Work item →
Check each line of the material below for "SwiftShader", then copy the ones that contain it.

Dataset records →
-=-=-
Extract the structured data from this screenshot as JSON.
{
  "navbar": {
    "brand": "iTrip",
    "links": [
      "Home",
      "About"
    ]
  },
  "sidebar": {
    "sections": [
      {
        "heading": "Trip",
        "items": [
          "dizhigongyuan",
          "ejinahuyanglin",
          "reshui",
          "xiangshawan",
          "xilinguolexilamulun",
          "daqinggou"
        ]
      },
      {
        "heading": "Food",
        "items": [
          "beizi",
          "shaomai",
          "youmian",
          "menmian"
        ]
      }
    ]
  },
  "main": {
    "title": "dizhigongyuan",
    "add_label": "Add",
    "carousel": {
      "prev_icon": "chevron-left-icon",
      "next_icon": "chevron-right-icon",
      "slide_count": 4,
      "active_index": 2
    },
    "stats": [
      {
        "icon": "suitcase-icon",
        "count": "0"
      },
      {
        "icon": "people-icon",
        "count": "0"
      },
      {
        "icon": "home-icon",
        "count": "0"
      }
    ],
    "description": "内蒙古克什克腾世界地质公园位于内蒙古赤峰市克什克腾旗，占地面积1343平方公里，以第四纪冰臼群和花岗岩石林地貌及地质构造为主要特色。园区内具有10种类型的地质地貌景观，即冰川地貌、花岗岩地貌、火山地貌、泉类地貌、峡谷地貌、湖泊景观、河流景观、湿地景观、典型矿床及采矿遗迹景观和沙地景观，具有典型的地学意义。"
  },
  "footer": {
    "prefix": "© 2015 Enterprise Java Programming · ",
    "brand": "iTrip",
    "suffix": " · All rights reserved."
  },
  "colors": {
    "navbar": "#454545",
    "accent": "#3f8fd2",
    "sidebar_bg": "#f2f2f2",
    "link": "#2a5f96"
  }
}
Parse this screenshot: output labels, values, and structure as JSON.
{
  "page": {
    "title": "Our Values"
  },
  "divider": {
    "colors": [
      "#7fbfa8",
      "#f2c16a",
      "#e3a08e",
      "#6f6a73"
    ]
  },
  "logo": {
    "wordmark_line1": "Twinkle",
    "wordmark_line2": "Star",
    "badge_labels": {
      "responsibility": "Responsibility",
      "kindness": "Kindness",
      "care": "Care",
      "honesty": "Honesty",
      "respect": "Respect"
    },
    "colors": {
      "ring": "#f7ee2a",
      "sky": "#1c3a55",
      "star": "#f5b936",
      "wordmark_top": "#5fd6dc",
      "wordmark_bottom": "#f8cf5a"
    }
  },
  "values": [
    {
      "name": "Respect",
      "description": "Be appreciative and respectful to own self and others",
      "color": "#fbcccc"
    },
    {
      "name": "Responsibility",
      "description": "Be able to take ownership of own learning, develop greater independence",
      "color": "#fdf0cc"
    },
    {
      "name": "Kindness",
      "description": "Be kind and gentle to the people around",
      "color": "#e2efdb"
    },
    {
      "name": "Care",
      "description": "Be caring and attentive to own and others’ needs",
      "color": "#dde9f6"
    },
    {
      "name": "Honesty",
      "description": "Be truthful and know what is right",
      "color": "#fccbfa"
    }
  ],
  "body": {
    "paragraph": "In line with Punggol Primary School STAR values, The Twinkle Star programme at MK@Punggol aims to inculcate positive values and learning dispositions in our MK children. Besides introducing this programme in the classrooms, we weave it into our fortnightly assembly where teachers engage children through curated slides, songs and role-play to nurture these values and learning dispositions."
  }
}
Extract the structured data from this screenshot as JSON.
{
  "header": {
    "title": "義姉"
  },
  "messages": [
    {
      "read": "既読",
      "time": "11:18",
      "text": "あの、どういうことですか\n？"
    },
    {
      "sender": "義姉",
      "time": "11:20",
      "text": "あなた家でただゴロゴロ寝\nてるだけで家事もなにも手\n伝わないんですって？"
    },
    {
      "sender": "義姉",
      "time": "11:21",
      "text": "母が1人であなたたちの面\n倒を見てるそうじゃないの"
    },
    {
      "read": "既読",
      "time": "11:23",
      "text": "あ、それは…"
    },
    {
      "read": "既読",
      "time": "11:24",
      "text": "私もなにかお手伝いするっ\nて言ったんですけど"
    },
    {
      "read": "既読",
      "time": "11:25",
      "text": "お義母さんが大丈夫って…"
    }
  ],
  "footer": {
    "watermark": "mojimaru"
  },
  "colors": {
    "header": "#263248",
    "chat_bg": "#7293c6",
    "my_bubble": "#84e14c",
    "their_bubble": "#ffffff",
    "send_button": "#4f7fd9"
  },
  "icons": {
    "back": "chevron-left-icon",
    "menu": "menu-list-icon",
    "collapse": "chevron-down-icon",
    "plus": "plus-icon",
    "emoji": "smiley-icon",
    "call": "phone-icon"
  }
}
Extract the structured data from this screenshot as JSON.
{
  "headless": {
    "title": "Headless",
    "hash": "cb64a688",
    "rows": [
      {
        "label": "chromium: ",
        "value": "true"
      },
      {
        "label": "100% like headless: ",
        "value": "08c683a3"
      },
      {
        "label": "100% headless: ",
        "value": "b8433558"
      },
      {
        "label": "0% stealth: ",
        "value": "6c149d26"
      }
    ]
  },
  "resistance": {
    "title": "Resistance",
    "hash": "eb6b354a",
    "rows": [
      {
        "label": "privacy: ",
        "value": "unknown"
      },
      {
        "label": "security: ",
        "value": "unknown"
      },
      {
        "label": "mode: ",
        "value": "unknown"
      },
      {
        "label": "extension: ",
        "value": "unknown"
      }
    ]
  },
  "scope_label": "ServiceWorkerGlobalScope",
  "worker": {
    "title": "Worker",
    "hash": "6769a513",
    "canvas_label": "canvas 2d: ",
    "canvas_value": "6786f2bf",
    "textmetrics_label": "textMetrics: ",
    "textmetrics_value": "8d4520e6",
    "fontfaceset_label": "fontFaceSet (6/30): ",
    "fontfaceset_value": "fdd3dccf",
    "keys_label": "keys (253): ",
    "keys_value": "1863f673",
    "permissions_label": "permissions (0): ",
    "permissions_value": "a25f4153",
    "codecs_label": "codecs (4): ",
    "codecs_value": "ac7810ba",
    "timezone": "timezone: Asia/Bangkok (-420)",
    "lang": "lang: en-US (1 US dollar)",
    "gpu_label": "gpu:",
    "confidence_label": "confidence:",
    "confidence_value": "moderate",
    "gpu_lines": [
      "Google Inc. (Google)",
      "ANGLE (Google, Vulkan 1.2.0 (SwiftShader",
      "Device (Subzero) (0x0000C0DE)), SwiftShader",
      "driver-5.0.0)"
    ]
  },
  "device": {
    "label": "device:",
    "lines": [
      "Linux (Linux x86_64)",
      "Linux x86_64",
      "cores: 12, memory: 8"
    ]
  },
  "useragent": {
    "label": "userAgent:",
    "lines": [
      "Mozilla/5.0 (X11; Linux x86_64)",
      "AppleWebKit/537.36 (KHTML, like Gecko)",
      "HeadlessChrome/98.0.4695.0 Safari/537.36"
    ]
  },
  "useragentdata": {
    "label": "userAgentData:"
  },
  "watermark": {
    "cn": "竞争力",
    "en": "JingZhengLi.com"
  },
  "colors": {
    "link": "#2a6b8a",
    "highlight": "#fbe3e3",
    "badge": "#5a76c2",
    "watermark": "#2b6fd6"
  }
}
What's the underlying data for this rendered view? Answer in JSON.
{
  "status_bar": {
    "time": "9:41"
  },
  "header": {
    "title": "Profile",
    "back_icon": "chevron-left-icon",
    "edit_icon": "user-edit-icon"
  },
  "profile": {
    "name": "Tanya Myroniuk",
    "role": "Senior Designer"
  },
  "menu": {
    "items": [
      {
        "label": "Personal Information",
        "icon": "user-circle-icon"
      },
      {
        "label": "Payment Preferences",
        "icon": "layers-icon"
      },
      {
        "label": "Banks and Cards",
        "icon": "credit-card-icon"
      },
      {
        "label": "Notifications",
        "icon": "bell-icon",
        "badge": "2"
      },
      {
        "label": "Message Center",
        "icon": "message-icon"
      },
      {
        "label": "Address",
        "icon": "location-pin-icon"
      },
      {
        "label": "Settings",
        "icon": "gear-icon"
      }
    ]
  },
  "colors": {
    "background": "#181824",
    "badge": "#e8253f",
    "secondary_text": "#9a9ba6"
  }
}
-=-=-
The completed task →
      "ANGLE (Google, Vulkan 1.2.0 (SwiftShader",
      "Device (Subzero) (0x0000C0DE)), SwiftShader",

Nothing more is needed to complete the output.